Common Questions

Thinking about counseling can cause anxiety and stress, and it may be a new experience for individuals who do not know what to expect when they meet with a counselor. I have listed a few common questions and posted answers to provide more information about counseling. If you have additional questions, please contact me.

Why do people seek counseling?

People seek counseling for many different reasons. However, most commonly it is when they are experiencing relationship difficulties, grief, abuse, stress, anxiety, or depression. Often it is when people notice that other areas of their lives are affected by these issues that they will seek a professional for support and guidance.

Is having a counselor a sign of weakness? Shouldn’t I be able to handle things on my own?

Actually, seeking professional help when you are experiencing challenges is a sign of strength. Isolation and fear often prevent people from seeking professional assistance which can sometimes delay a resolution. This delay keeps them from leading the lives they often desire. In addition, parents model positive life skills for their children. When parents seek professional assistance for challenges that they, or other family members, are experiencing, they remove the belief that asking for help is a sign of weakness. This step can be empowering for parents, children, and further generations.

Many people seek family members and/or their friends to discuss their concerns. However, working with a counselor is different. Your counselor is not impacted by family roles, history, or expectations; they will try to understand your feelings and experiences through you. The goal of a counselor is to create an environment that is supportive and safe so you feel that you are able to talk openly, honestly, and without judgment.

Does it matter which counselor I see?

Yes. The relationship that you have with your counselor is an important part in whether counseling is a positive or negative experience. You want to make sure that you and your counselor are right for each other. The first meeting with a counselor is an opportunity to find out his or her philosophical approach to counseling. Each philosophical approach is very different. It may or may not meet your goals or feel comfortable to you. For example, psychodynamic therapists may want to explore your childhood and relationships with your primary caregivers in an effort to help you understand how your past is impacting your current situation. Behavioral counselors may look at how your current behaviors are directly (or indirectly) impacting the concerns you want to address, and they may want you to make behavioral changes. Humanistic counselors concentrate on the therapist-client relationship to further a client’s growth and healing through trust and understanding of ones’ individual wishes, needs, and desires. Many counselors now integrate different approaches in their therapeutic practice, so seeking clarification can be helpful.

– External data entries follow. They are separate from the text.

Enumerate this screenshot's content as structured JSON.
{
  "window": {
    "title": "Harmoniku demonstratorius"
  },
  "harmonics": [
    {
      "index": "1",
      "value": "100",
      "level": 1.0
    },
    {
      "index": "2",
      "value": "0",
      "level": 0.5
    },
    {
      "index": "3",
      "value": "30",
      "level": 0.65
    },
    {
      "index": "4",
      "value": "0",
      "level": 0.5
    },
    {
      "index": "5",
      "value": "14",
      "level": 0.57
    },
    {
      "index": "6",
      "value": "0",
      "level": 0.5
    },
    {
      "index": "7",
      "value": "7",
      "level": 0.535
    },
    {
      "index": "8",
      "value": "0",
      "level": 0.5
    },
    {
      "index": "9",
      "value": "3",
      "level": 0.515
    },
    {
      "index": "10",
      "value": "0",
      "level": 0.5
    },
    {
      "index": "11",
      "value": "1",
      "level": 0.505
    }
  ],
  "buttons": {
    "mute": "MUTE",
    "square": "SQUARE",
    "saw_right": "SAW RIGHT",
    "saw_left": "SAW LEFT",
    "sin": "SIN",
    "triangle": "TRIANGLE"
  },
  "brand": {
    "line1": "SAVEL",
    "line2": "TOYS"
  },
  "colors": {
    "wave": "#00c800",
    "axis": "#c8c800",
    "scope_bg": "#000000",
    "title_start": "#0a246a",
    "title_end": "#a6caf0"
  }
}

In order to the get the greatest benefits from counseling, please ask questions in your initial visit and following sessions with a counselor. It is incredibly important that you and your counselor are communicating so that you are getting the full benefits of the counseling experience.

There are times when a client and counselor are not a good fit. Either the counselor may feel that he or she is not fully experienced in certain areas, or you may feel the counselor you have chosen is, for any reason, not what you are looking for. A referral to another therapist may be requested at any time if you would prefer to see another counselor. I would encourage you to talk about this with your counselor as he or she will provide you with a referral.

Are my conversations with the counselor kept confidential?

Counselors are bound by laws which require them to provide absolute confidentiality and privacy to their clients with limited exceptions. They are not to disclose any personal or identifying information to anyone outside of the therapist-client relationship without the client’s written consent, or in the case of a minor under the age of 13 without the written consent of his or her parent or legal guardian, in the State of Washington.

Exceptions to confidentiality include the following: (1) imminent harm to yourself or another individual; (2) physical or sexual abuse or neglect of a minor, elder, or vulnerable adult; (3) when required by subpoena or other compulsory process; (4) if claims are submitted to your insurance company, they may require information about your treatment; and (5) if you commit a crime against the counselor or on his or her premises or if he or she needs to defend claims made against him or her.

If you have other questions or concerns about confidentiality, please discuss this with your counselor or contact Department of Health, Business and Professional Administration, P.O. Box 9012, Olympia, WA, 98504-8001, 360-753-1761.

Yvonne Clayton, MA, LMHC